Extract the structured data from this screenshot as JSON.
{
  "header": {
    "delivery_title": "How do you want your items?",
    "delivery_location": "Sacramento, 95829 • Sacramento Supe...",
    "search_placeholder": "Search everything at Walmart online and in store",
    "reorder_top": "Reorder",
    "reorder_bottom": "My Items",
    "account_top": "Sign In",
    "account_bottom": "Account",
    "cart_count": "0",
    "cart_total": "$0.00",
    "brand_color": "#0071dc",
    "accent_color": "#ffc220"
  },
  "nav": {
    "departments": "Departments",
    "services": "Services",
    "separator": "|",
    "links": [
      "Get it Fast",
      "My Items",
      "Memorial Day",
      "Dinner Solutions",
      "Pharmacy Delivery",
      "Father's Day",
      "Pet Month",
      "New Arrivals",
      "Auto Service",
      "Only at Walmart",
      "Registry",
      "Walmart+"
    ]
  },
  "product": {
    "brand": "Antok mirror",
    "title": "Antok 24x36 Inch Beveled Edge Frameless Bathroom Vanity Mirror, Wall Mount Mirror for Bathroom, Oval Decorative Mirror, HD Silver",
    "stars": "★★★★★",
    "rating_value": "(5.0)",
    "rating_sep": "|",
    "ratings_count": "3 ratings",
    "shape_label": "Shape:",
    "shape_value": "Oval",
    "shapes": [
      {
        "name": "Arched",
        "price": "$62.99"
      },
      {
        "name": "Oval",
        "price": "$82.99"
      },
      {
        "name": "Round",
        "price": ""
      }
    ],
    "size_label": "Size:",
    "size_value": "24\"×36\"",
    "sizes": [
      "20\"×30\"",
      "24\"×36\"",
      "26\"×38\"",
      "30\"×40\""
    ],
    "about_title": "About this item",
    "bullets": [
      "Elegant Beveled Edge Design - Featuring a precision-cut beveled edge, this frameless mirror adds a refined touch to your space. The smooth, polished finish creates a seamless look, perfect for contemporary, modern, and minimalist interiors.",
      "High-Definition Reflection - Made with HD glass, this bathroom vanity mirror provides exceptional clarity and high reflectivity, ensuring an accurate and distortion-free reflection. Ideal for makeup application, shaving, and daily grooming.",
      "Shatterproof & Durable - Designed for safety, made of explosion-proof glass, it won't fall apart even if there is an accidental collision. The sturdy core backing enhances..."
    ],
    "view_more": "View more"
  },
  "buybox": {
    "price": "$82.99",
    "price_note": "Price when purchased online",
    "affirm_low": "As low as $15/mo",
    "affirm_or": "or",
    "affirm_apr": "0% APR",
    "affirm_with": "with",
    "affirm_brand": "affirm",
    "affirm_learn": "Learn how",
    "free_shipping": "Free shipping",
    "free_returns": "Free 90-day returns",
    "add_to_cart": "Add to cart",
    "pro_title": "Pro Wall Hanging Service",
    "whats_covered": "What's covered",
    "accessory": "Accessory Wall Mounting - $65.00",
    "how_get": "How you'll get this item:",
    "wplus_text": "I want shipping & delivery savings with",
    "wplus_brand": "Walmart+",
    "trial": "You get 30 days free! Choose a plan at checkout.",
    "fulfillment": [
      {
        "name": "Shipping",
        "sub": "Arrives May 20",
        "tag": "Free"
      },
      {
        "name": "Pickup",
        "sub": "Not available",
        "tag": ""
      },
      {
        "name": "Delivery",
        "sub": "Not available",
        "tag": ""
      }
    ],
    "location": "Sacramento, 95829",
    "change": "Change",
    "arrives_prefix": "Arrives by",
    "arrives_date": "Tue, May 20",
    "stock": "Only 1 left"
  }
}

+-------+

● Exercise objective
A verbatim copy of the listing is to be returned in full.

● Result
Extract the structured data from this screenshot as JSON.
{
  "header": {
    "delivery_title": "How do you want your items?",
    "delivery_location": "Sacramento, 95829 • Sacramento Supe...",
    "search_placeholder": "Search everything at Walmart online and in store",
    "reorder_top": "Reorder",
    "reorder_bottom": "My Items",
    "account_top": "Sign In",
    "account_bottom": "Account",
    "cart_count": "0",
    "cart_total": "$0.00",
    "brand_color": "#0071dc",
    "accent_color": "#ffc220"
  },
  "nav": {
    "departments": "Departments",
    "services": "Services",
    "separator": "|",
    "links": [
      "Get it Fast",
      "My Items",
      "Memorial Day",
      "Dinner Solutions",
      "Pharmacy Delivery",
      "Father's Day",
      "Pet Month",
      "New Arrivals",
      "Auto Service",
      "Only at Walmart",
      "Registry",
      "Walmart+"
    ]
  },
  "product": {
    "brand": "Antok mirror",
    "title": "Antok 24x36 Inch Beveled Edge Frameless Bathroom Vanity Mirror, Wall Mount Mirror for Bathroom, Oval Decorative Mirror, HD Silver",
    "stars": "★★★★★",
    "rating_value": "(5.0)",
    "rating_sep": "|",
    "ratings_count": "3 ratings",
    "shape_label": "Shape:",
    "shape_value": "Oval",
    "shapes": [
      {
        "name": "Arched",
        "price": "$62.99"
      },
      {
        "name": "Oval",
        "price": "$82.99"
      },
      {
        "name": "Round",
        "price": ""
      }
    ],
    "size_label": "Size:",
    "size_value": "24\"×36\"",
    "sizes": [
      "20\"×30\"",
      "24\"×36\"",
      "26\"×38\"",
      "30\"×40\""
    ],
    "about_title": "About this item",
    "bullets": [
      "Elegant Beveled Edge Design - Featuring a precision-cut beveled edge, this frameless mirror adds a refined touch to your space. The smooth, polished finish creates a seamless look, perfect for contemporary, modern, and minimalist interiors.",
      "High-Definition Reflection - Made with HD glass, this bathroom vanity mirror provides exceptional clarity and high reflectivity, ensuring an accurate and distortion-free reflection. Ideal for makeup application, shaving, and daily grooming.",
      "Shatterproof & Durable - Designed for safety, made of explosion-proof glass, it won't fall apart even if there is an accidental collision. The sturdy core backing enhances..."
    ],
    "view_more": "View more"
  },
  "buybox": {
    "price": "$82.99",
    "price_note": "Price when purchased online",
    "affirm_low": "As low as $15/mo",
    "affirm_or": "or",
    "affirm_apr": "0% APR",
    "affirm_with": "with",
    "affirm_brand": "affirm",
    "affirm_learn": "Learn how",
    "free_shipping": "Free shipping",
    "free_returns": "Free 90-day returns",
    "add_to_cart": "Add to cart",
    "pro_title": "Pro Wall Hanging Service",
    "whats_covered": "What's covered",
    "accessory": "Accessory Wall Mounting - $65.00",
    "how_get": "How you'll get this item:",
    "wplus_text": "I want shipping & delivery savings with",
    "wplus_brand": "Walmart+",
    "trial": "You get 30 days free! Choose a plan at checkout.",
    "fulfillment": [
      {
        "name": "Shipping",
        "sub": "Arrives May 20",
        "tag": "Free"
      },
      {
        "name": "Pickup",
        "sub": "Not available",
        "tag": ""
      },
      {
        "name": "Delivery",
        "sub": "Not available",
        "tag": ""
      }
    ],
    "location": "Sacramento, 95829",
    "change": "Change",
    "arrives_prefix": "Arrives by",
    "arrives_date": "Tue, May 20",
    "stock": "Only 1 left"
  }
}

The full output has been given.